  8. Enns, Peter K., Paul M. Kellstedt, and Gregory E. McAvoy. 2012. "The Consequences of Partisanship in Economic Perceptions." Public Opinion Quarterly 76(2): 287-310. [PDF] [POQ]
  9. Enns, Peter K. and Gregory E. McAvoy. 2012. "The Role of Partisanship in Aggregate Opinion." Political Behavior 34(4): 627-651. [PDF] [PB]
  10. McAvoy, Gregory E. and Peter K. Enns. 2010. "Using Approval of the President's Handling of the Economy to Understand Who Polarizes and Why." Presidential Studies Quarterly 40(3): 545-558. [PDF] [PSQ]
  11. Enns, Peter K. and Paul M. Kellstedt. 2008. "Policy Mood and Political Sophistication: Why Everybody Moves Mood." The British Journal of Political Science 38(3): 433-454. [PDF] [BJPS]

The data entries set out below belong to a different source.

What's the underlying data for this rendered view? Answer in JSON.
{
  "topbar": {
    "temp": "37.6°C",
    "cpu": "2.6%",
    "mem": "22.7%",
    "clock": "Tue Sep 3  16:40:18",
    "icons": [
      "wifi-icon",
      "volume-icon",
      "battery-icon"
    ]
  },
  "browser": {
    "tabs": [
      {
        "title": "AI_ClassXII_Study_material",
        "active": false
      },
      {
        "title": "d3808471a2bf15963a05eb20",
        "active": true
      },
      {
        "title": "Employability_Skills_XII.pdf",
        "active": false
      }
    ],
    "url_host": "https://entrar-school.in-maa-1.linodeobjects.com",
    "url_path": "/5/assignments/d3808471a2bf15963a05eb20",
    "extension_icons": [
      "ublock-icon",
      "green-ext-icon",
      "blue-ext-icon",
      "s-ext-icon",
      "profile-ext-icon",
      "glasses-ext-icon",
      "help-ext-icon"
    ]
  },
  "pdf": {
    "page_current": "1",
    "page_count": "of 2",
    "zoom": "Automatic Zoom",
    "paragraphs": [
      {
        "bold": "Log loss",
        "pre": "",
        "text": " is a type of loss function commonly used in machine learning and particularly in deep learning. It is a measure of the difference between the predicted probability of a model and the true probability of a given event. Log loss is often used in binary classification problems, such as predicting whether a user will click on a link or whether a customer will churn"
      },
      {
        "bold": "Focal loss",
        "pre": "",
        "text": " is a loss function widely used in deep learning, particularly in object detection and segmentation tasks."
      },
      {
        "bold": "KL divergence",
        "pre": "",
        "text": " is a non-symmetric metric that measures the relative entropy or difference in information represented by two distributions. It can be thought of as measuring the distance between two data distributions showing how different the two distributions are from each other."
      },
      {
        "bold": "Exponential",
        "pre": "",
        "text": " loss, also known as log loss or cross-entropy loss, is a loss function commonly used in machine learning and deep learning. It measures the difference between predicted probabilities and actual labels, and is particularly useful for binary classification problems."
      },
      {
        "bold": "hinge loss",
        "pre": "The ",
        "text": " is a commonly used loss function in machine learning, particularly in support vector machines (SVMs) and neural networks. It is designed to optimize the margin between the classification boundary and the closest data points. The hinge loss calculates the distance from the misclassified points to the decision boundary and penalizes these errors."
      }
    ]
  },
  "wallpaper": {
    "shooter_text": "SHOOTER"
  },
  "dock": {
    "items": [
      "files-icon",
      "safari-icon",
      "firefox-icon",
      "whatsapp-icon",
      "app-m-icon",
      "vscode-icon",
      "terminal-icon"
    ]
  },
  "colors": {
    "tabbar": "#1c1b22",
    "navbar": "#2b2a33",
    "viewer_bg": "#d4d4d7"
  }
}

Time Series Analysis: 

  1. Enns, Peter K., Nathan J. Kelly, Takaaki Masaki, and Patrick C. Wohlfarth. 2017. "Moving Forward with Time Series Analysis." Research and Politics. [PDF] [R&P]
  2. Enns, Peter K. and Christopher Wlezien. 2017. "Understanding Equation Balance in Timer Series Regression." The Political Methodololgist. [PDF] [TPM]
  3. Enns, Peter K., Nathan J. Kelly, Takaaki Masaki, and Patrick C. Wohlfarth. 2016. "Don't Jettison the General Error Correction Model Just Yet: A Practical Guide to Avoiding Spurious Regression with the GECM." Research and Politics 3(2):1-16. [PDF] [R&P]

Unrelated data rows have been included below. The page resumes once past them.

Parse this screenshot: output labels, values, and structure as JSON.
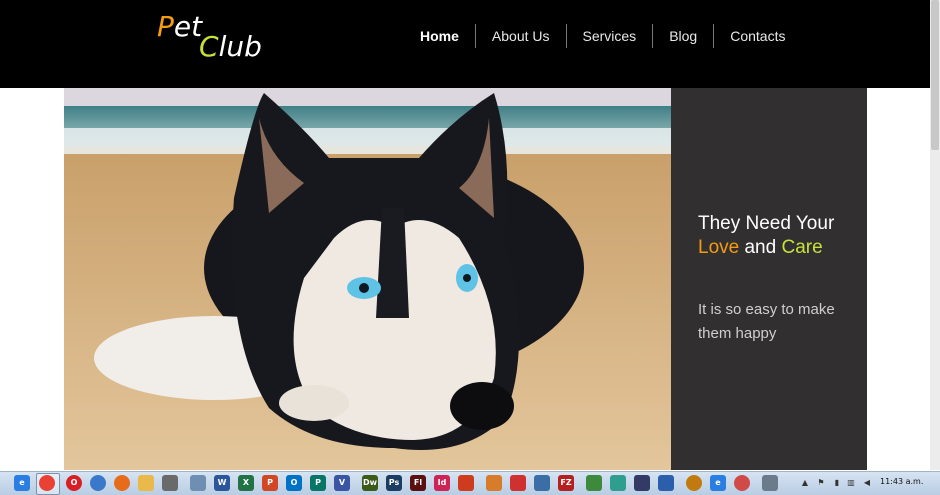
{
  "logo": {
    "part1_initial": "P",
    "part1_rest": "et",
    "part2_initial": "C",
    "part2_rest": "lub"
  },
  "nav": {
    "items": [
      {
        "label": "Home"
      },
      {
        "label": "About Us"
      },
      {
        "label": "Services"
      },
      {
        "label": "Blog"
      },
      {
        "label": "Contacts"
      }
    ]
  },
  "hero": {
    "title_part1": "They Need Your ",
    "title_love": "Love",
    "title_part2": " and ",
    "title_care": "Care",
    "subtitle": "It is so easy to make them happy"
  },
  "colors": {
    "accent_orange": "#f39c12",
    "accent_green": "#c6e13a",
    "panel": "#312f30",
    "header": "#000000"
  },
  "taskbar": {
    "clock": "11:43 a.m."
  }
}
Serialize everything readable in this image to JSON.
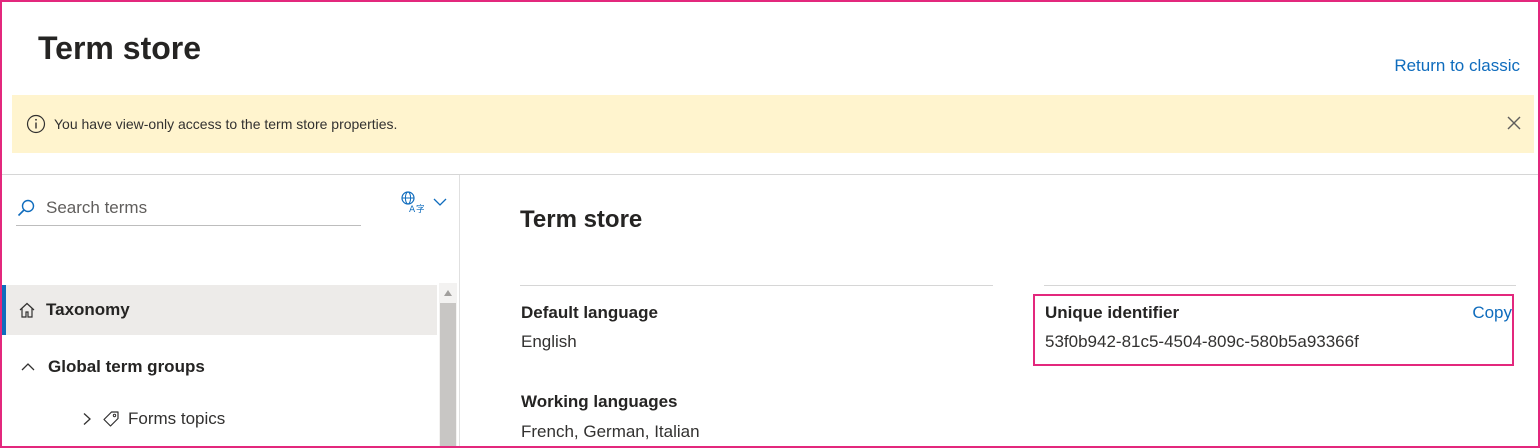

Research in Progress: 

  1. Ramirez, Mark D. and Peter K. Enns. "Privatizing Punishment: Testing theories of public support for private prison and immigration detention facilities"
  2. Enns, Peter K. and Nathan Kelly, Jana Morgan, and Chris Witko. "The power of economic interests and the congressional economic policy agenda."
  3. Enns, Peter K. and Jose Sanchez-Gomez. "Economic Evaluations in Chile, 1966 to 2017"

 

Old Papers: 

  1. Enns, Peter K. and Christopher J. Anderson. "The American Voter Goes Shopping: Presidential Elections and the Micro-Foundations of Partisan Consumption."
  2. Enns, Peter K. "The Micro Foundations of Presidential Approval."
    • Winner of the Best Paper Award, for the best paper on elections, public opinion, and voting behavior delieverd at the 2007 APSA Annual Meeting.